"I, as Aeneas our great ancestor
Did from the flames of Troy upon his shoulder
The old Anchises bear, so from the waves of Tiber..."
See in text (Act I - Scene II)

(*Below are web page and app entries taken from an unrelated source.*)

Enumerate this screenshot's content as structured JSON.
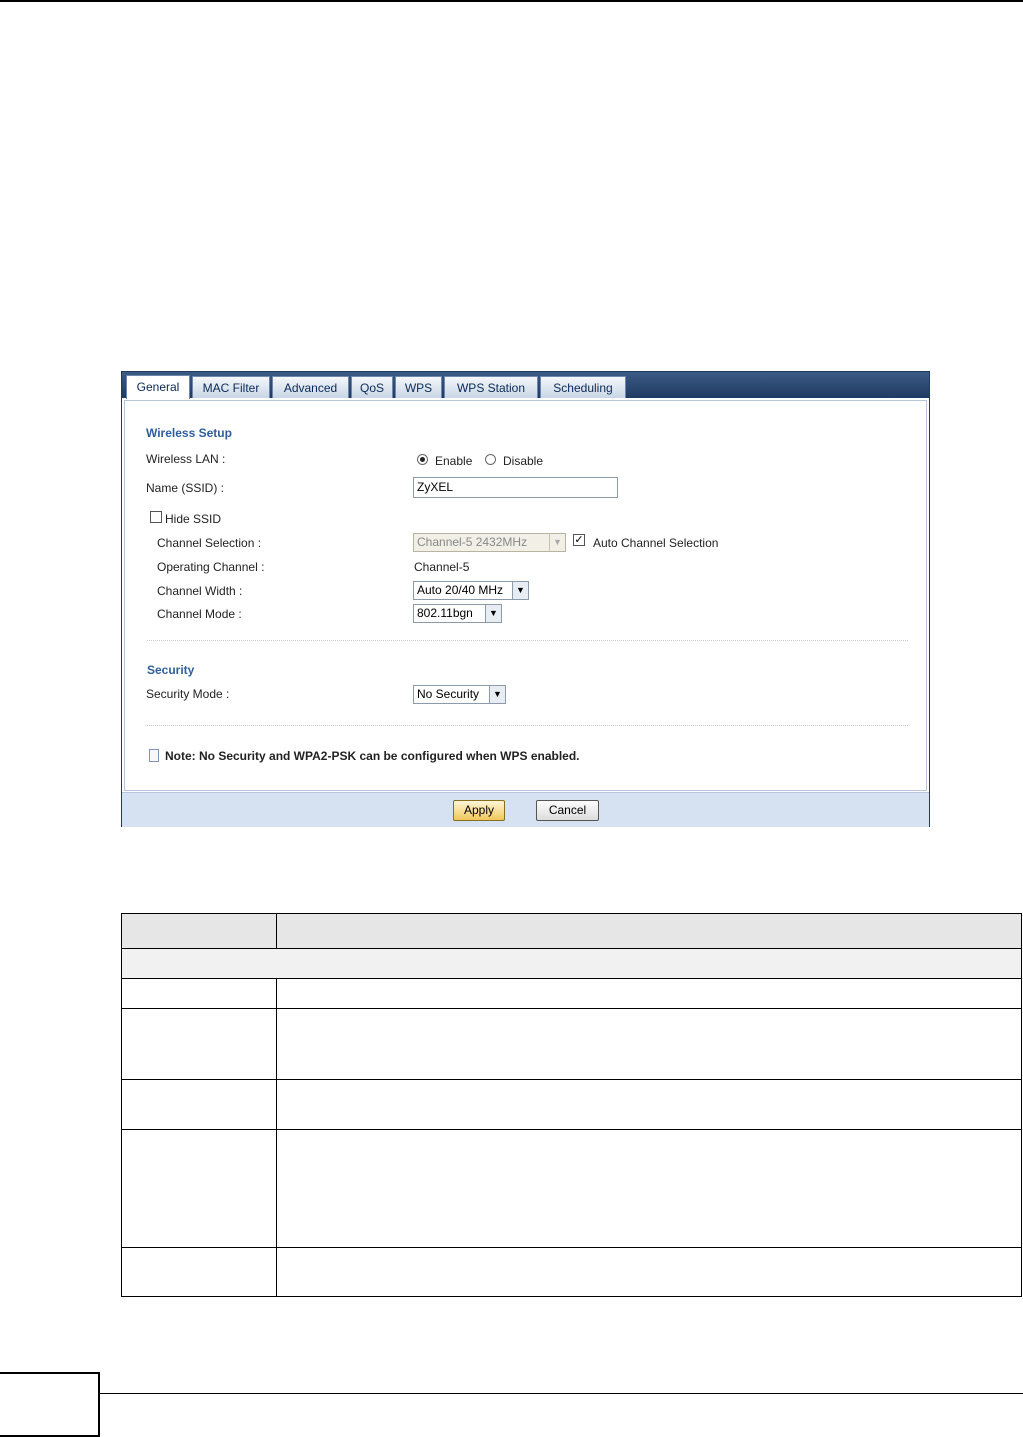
{
  "tabs": [
    {
      "label": "General",
      "active": true
    },
    {
      "label": "MAC Filter",
      "active": false
    },
    {
      "label": "Advanced",
      "active": false
    },
    {
      "label": "QoS",
      "active": false
    },
    {
      "label": "WPS",
      "active": false
    },
    {
      "label": "WPS Station",
      "active": false
    },
    {
      "label": "Scheduling",
      "active": false
    }
  ],
  "wireless_setup": {
    "title": "Wireless Setup",
    "wlan_label": "Wireless LAN :",
    "enable_label": "Enable",
    "disable_label": "Disable",
    "wlan_value": "Enable",
    "ssid_label": "Name (SSID) :",
    "ssid_value": "ZyXEL",
    "hide_ssid_label": "Hide SSID",
    "hide_ssid_checked": false,
    "channel_selection_label": "Channel Selection :",
    "channel_selection_value": "Channel-5 2432MHz",
    "auto_channel_label": "Auto Channel Selection",
    "auto_channel_checked": true,
    "operating_channel_label": "Operating Channel :",
    "operating_channel_value": "Channel-5",
    "channel_width_label": "Channel Width :",
    "channel_width_value": "Auto 20/40 MHz",
    "channel_mode_label": "Channel Mode :",
    "channel_mode_value": "802.11bgn"
  },
  "security": {
    "title": "Security",
    "mode_label": "Security Mode :",
    "mode_value": "No Security"
  },
  "note": "Note: No Security and WPA2-PSK can be configured when WPS enabled.",
  "buttons": {
    "apply": "Apply",
    "cancel": "Cancel"
  },
  "colors": {
    "tabbar": "#203b63",
    "section_title": "#2f5f9b",
    "footer": "#d6e2f1"
  }
}
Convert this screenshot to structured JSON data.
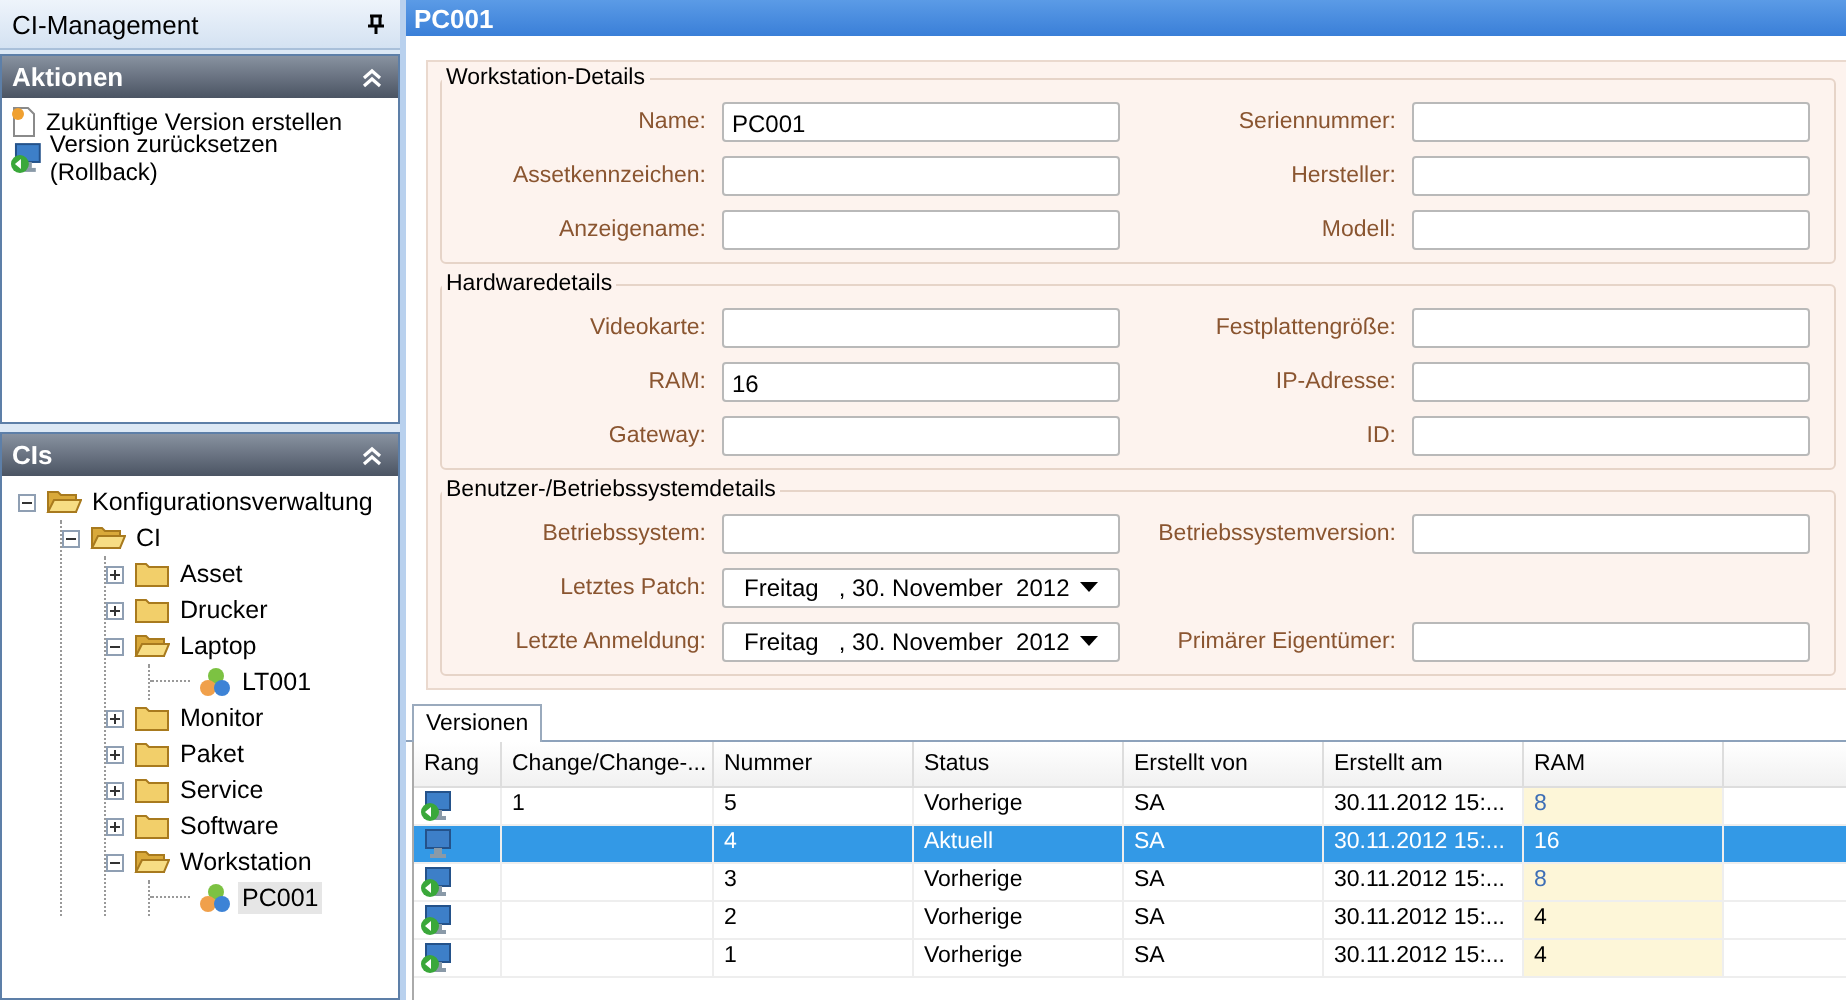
{
  "sidebar": {
    "title": "CI-Management",
    "actions": {
      "title": "Aktionen",
      "expanded": true,
      "items": [
        {
          "label": "Zukünftige Version erstellen",
          "kind": "new"
        },
        {
          "label": "Version zurücksetzen (Rollback)",
          "kind": "rollback"
        }
      ]
    },
    "tree_panel": {
      "title": "CIs",
      "expanded": true
    },
    "tree": [
      {
        "label": "Konfigurationsverwaltung",
        "kind": "folder",
        "expanded": true,
        "selected": false,
        "children": [
          {
            "label": "CI",
            "kind": "folder",
            "expanded": true,
            "selected": false,
            "children": [
              {
                "label": "Asset",
                "kind": "folder",
                "expanded": false,
                "selected": false
              },
              {
                "label": "Drucker",
                "kind": "folder",
                "expanded": false,
                "selected": false
              },
              {
                "label": "Laptop",
                "kind": "folder",
                "expanded": true,
                "selected": false,
                "children": [
                  {
                    "label": "LT001",
                    "kind": "item",
                    "selected": false
                  }
                ]
              },
              {
                "label": "Monitor",
                "kind": "folder",
                "expanded": false,
                "selected": false
              },
              {
                "label": "Paket",
                "kind": "folder",
                "expanded": false,
                "selected": false
              },
              {
                "label": "Service",
                "kind": "folder",
                "expanded": false,
                "selected": false
              },
              {
                "label": "Software",
                "kind": "folder",
                "expanded": false,
                "selected": false
              },
              {
                "label": "Workstation",
                "kind": "folder",
                "expanded": true,
                "selected": false,
                "children": [
                  {
                    "label": "PC001",
                    "kind": "item",
                    "selected": true
                  }
                ]
              }
            ]
          }
        ]
      }
    ]
  },
  "window": {
    "title": "PC001"
  },
  "groups": [
    {
      "title": "Workstation-Details",
      "rows": [
        [
          {
            "label": "Name:",
            "kind": "text",
            "value": "PC001"
          },
          {
            "label": "Seriennummer:",
            "kind": "text"
          }
        ],
        [
          {
            "label": "Assetkennzeichen:",
            "kind": "text"
          },
          {
            "label": "Hersteller:",
            "kind": "text"
          }
        ],
        [
          {
            "label": "Anzeigename:",
            "kind": "text"
          },
          {
            "label": "Modell:",
            "kind": "text"
          }
        ]
      ]
    },
    {
      "title": "Hardwaredetails",
      "rows": [
        [
          {
            "label": "Videokarte:",
            "kind": "text"
          },
          {
            "label": "Festplattengröße:",
            "kind": "text"
          }
        ],
        [
          {
            "label": "RAM:",
            "kind": "text",
            "value": "16"
          },
          {
            "label": "IP-Adresse:",
            "kind": "text"
          }
        ],
        [
          {
            "label": "Gateway:",
            "kind": "text"
          },
          {
            "label": "ID:",
            "kind": "text"
          }
        ]
      ]
    },
    {
      "title": "Benutzer-/Betriebssystemdetails",
      "rows": [
        [
          {
            "label": "Betriebssystem:",
            "kind": "text"
          },
          {
            "label": "Betriebssystemversion:",
            "kind": "text"
          }
        ],
        [
          {
            "label": "Letztes Patch:",
            "kind": "date",
            "value": "Freitag   , 30. November  2012"
          }
        ],
        [
          {
            "label": "Letzte Anmeldung:",
            "kind": "date",
            "value": "Freitag   , 30. November  2012"
          },
          {
            "label": "Primärer Eigentümer:",
            "kind": "text"
          }
        ]
      ]
    }
  ],
  "bottom_tabs": [
    {
      "label": "Versionen",
      "selected": true
    }
  ],
  "table": {
    "columns": [
      "Rang",
      "Change/Change-...",
      "Nummer",
      "Status",
      "Erstellt von",
      "Erstellt am",
      "RAM"
    ],
    "rows": [
      {
        "kind": "rollback",
        "selected": false,
        "change": "1",
        "nummer": "5",
        "status": "Vorherige",
        "erstellt_von": "SA",
        "erstellt_am": "30.11.2012 15:...",
        "ram": "8",
        "ram_changed": true
      },
      {
        "kind": "current",
        "selected": true,
        "nummer": "4",
        "status": "Aktuell",
        "erstellt_von": "SA",
        "erstellt_am": "30.11.2012 15:...",
        "ram": "16",
        "ram_changed": true
      },
      {
        "kind": "rollback",
        "selected": false,
        "nummer": "3",
        "status": "Vorherige",
        "erstellt_von": "SA",
        "erstellt_am": "30.11.2012 15:...",
        "ram": "8",
        "ram_changed": true
      },
      {
        "kind": "rollback",
        "selected": false,
        "nummer": "2",
        "status": "Vorherige",
        "erstellt_von": "SA",
        "erstellt_am": "30.11.2012 15:...",
        "ram": "4",
        "ram_changed": false
      },
      {
        "kind": "rollback",
        "selected": false,
        "nummer": "1",
        "status": "Vorherige",
        "erstellt_von": "SA",
        "erstellt_am": "30.11.2012 15:...",
        "ram": "4",
        "ram_changed": false
      }
    ]
  }
}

Cassius makes reference here to Virgil’s Aeneid. He portrays himself as Aeneas, the Trojan hero, and Caesar as Anchises, the crippled father. This comparison tells us two things. First, Cassius thinks of himself as superior to Caesar and thus deserving of political leadership. Second, by alluding to one of Rome’s founding fathers, Cassius foreshadows his intentions to overthrow Caesar and rebuild Rome anew.